## [Exercise description]
Would you pull out every line of the material that contains the string "chains"?

Supplied material START

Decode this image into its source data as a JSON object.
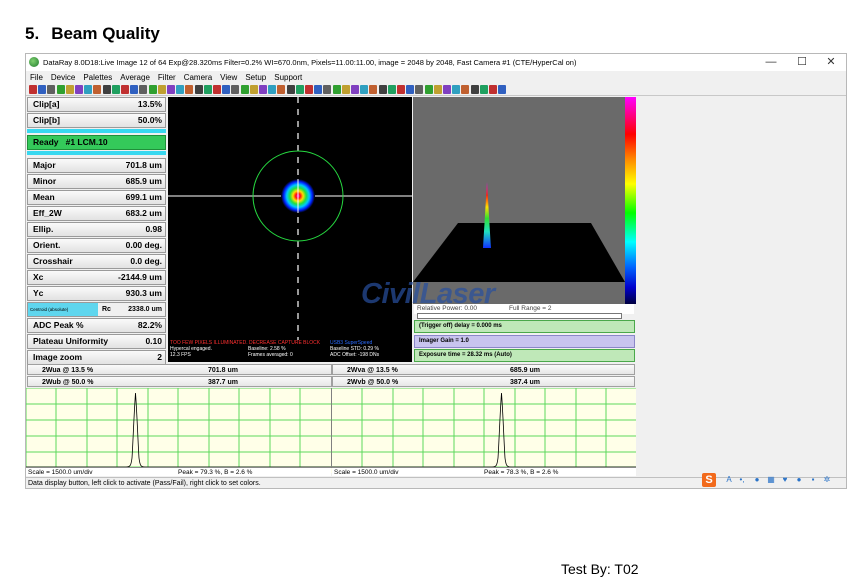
{
  "doc": {
    "section_number": "5.",
    "section_title": "Beam Quality",
    "tested_by": "Test  By:  T02"
  },
  "window": {
    "title": "DataRay 8.0D18:Live Image 12 of 64    Exp@28.320ms Filter=0.2%    WI=670.0nm, Pixels=11.00:11.00, image = 2048 by 2048, Fast   Camera #1  (CTE/HyperCal on)",
    "minimize": "—",
    "maximize": "☐",
    "close": "✕"
  },
  "menu": [
    "File",
    "Device",
    "Palettes",
    "Average",
    "Filter",
    "Camera",
    "View",
    "Setup",
    "Support"
  ],
  "left_panel": {
    "clip_a": {
      "label": "Clip[a]",
      "value": "13.5%"
    },
    "clip_b": {
      "label": "Clip[b]",
      "value": "50.0%"
    },
    "ready": {
      "label": "Ready",
      "value": "#1 LCM.10"
    },
    "major": {
      "label": "Major",
      "value": "701.8 um"
    },
    "minor": {
      "label": "Minor",
      "value": "685.9 um"
    },
    "mean": {
      "label": "Mean",
      "value": "699.1 um"
    },
    "eff_2w": {
      "label": "Eff_2W",
      "value": "683.2 um"
    },
    "ellip": {
      "label": "Ellip.",
      "value": "0.98"
    },
    "orient": {
      "label": "Orient.",
      "value": "0.00 deg."
    },
    "crosshair": {
      "label": "Crosshair",
      "value": "0.0 deg."
    },
    "xc": {
      "label": "Xc",
      "value": "-2144.9 um"
    },
    "yc": {
      "label": "Yc",
      "value": "930.3 um"
    },
    "rc": {
      "button": "Centroid (absolute)",
      "label": "Rc",
      "value": "2338.0 um"
    },
    "adc_peak": {
      "label": "ADC Peak %",
      "value": "82.2%"
    },
    "plateau": {
      "label": "Plateau Uniformity",
      "value": "0.10"
    },
    "zoom": {
      "label": "Image zoom",
      "value": "2"
    }
  },
  "beam_status": {
    "warning": "TOO FEW PIXELS ILLUMINATED. DECREASE CAPTURE BLOCK",
    "usb": "USB3 SuperSpeed",
    "hypercal": "Hypercal engaged.",
    "fps": "12.3 FPS",
    "baseline": "Baseline: 2.58 %",
    "frames": "Frames averaged: 0",
    "baseline_std": "Baseline STD:  0.29 %",
    "adc_offset": "ADC Offset:  -198 DNs"
  },
  "power": {
    "relative": "Relative Power: 0.00",
    "full_range": "Full Range = 2"
  },
  "controls": {
    "trigger": "(Trigger off) delay = 0.000 ms",
    "gain": "Imager Gain = 1.0",
    "exposure": "Exposure time = 28.32 ms (Auto)"
  },
  "lower_fields": {
    "wua": {
      "label": "2Wua @ 13.5 %",
      "value": "701.8 um"
    },
    "wva": {
      "label": "2Wva @ 13.5 %",
      "value": "685.9 um"
    },
    "wub": {
      "label": "2Wub @ 50.0 %",
      "value": "387.7 um"
    },
    "wvb": {
      "label": "2Wvb @ 50.0 %",
      "value": "387.4 um"
    }
  },
  "profile_footers": {
    "left_scale": "Scale = 1500.0 um/div",
    "left_peak": "Peak = 79.3 %,  B = 2.6 %",
    "right_scale": "Scale = 1500.0 um/div",
    "right_peak": "Peak = 78.3 %,  B = 2.6 %"
  },
  "status_bar": "Data display button, left click to activate (Pass/Fail), right click to set colors.",
  "watermark": "CivilLaser",
  "colors": {
    "ready_green": "#34c95a",
    "cyan_accent": "#38d8f0",
    "grid_green": "#5cd85c",
    "control_green": "#bfe8b8",
    "control_purple": "#c8c4ee"
  }
}
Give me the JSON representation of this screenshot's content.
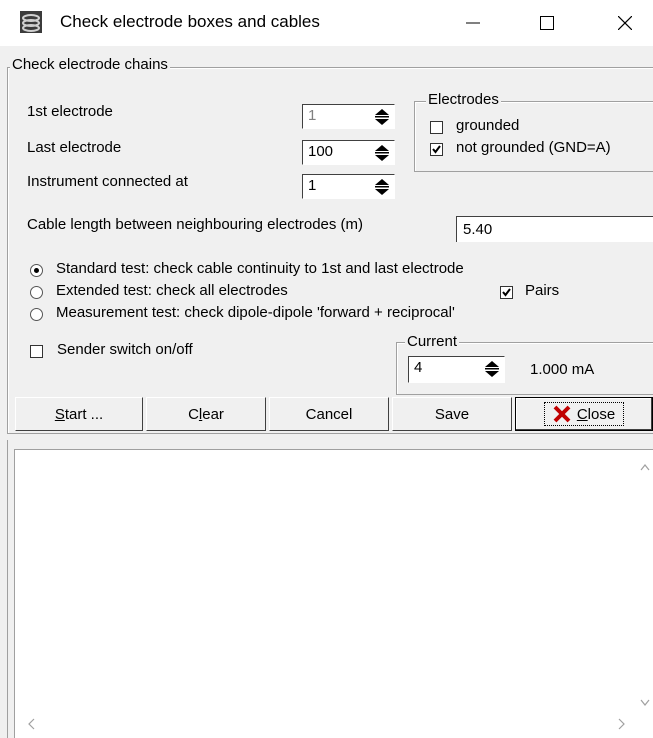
{
  "window": {
    "title": "Check electrode boxes and cables"
  },
  "icons": {
    "app": "electrode-app-icon",
    "minimize": "minimize-icon",
    "maximize": "maximize-icon",
    "close": "close-icon",
    "close_button": "red-x-icon"
  },
  "chains": {
    "legend": "Check electrode chains",
    "first_electrode": {
      "label": "1st electrode",
      "value": "1"
    },
    "last_electrode": {
      "label": "Last electrode",
      "value": "100"
    },
    "instrument": {
      "label": "Instrument connected at",
      "value": "1"
    },
    "cable_length": {
      "label": "Cable length between neighbouring electrodes (m)",
      "value": "5.40"
    }
  },
  "electrodes_group": {
    "legend": "Electrodes",
    "grounded": {
      "label": "grounded",
      "checked": false
    },
    "not_grounded": {
      "label": "not grounded (GND=A)",
      "checked": true
    }
  },
  "tests": {
    "standard": {
      "label": "Standard test: check cable continuity to 1st and last electrode",
      "selected": true
    },
    "extended": {
      "label": "Extended test: check all electrodes",
      "selected": false
    },
    "measurement": {
      "label": "Measurement test: check dipole-dipole 'forward + reciprocal'",
      "selected": false
    },
    "pairs": {
      "label": "Pairs",
      "checked": true
    }
  },
  "sender": {
    "label": "Sender switch on/off",
    "checked": false
  },
  "current": {
    "legend": "Current",
    "value": "4",
    "display": "1.000 mA"
  },
  "buttons": {
    "start_mn": "S",
    "start_rest": "tart ...",
    "clear_pre": "C",
    "clear_mn": "l",
    "clear_rest": "ear",
    "cancel": "Cancel",
    "save": "Save",
    "close_mn": "C",
    "close_rest": "lose"
  },
  "log": {
    "content": ""
  },
  "colors": {
    "close_x": "#c00000",
    "titlebar": "#ffffff",
    "dialog": "#f0f0f0"
  }
}
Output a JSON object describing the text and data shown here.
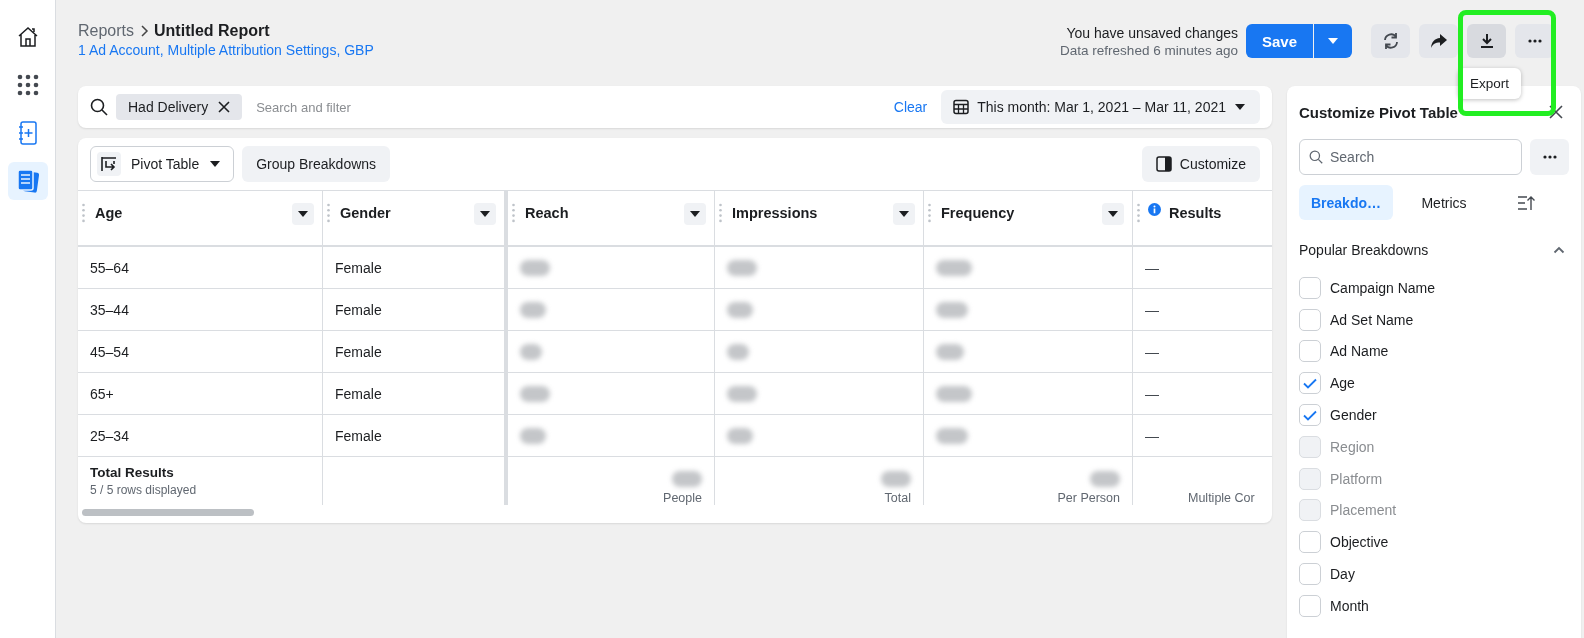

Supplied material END

## [Response area]
  "chains": {
    "legend": "Check electrode chains",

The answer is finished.